• [What to work on] Go through the records and extract every line with the word "значению".
*** Opening Material provided ***
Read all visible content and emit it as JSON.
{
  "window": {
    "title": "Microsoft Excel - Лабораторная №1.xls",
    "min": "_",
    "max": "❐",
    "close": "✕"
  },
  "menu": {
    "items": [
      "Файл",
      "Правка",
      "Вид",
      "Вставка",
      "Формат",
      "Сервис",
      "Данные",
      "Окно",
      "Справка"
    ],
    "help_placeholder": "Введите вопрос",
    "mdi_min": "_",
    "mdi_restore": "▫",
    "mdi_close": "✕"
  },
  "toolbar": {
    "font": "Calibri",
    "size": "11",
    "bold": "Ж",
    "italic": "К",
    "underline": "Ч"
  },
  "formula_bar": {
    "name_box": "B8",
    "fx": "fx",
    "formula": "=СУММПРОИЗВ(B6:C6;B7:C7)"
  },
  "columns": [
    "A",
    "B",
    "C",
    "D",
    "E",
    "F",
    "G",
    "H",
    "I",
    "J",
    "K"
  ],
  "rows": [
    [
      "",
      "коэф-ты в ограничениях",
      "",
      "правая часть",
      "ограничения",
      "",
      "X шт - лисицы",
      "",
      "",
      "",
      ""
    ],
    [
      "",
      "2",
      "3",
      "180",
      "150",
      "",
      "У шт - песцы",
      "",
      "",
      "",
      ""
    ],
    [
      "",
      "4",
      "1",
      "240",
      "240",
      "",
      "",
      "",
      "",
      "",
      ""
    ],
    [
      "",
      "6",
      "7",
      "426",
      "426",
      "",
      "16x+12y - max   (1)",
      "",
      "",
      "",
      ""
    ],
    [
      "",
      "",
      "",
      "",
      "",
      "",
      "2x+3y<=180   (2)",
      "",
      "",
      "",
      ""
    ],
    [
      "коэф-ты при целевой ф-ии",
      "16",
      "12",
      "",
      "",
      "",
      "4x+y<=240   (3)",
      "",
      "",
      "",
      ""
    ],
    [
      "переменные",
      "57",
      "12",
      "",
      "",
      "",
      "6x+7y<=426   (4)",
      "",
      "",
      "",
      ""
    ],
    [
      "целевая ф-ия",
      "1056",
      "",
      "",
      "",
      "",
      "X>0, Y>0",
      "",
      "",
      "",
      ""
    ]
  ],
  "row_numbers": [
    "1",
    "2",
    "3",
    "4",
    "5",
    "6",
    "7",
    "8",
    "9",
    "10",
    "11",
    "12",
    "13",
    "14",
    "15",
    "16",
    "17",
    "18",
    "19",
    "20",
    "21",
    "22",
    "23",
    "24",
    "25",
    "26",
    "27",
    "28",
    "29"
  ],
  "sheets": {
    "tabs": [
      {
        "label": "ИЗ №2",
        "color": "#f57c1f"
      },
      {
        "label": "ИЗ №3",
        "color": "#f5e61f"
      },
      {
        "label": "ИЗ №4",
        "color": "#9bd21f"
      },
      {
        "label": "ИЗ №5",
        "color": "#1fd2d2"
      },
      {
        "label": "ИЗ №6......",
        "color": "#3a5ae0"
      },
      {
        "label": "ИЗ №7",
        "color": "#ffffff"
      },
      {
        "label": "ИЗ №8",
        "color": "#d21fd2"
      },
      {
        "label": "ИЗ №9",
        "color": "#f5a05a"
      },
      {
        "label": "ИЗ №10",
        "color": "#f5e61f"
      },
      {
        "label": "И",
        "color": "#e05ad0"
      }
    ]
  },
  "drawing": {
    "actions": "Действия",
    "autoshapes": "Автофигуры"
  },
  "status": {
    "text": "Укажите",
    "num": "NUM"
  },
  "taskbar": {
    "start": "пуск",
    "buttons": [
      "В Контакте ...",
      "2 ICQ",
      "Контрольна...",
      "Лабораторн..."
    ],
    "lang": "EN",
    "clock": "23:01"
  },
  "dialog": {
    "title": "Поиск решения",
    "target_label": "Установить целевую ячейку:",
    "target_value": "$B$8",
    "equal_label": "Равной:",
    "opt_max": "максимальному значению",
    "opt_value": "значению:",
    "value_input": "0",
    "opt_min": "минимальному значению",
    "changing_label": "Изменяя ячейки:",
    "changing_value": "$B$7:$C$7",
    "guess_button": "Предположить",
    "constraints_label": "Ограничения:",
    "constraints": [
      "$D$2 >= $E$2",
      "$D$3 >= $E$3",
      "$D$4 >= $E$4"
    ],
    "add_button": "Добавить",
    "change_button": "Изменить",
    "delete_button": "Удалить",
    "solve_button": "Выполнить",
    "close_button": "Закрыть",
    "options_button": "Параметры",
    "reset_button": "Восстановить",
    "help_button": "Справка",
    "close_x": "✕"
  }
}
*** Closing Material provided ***
• [Answer section]
    "opt_max": "максимальному значению",
    "opt_value": "значению:",
    "opt_min": "минимальному значению",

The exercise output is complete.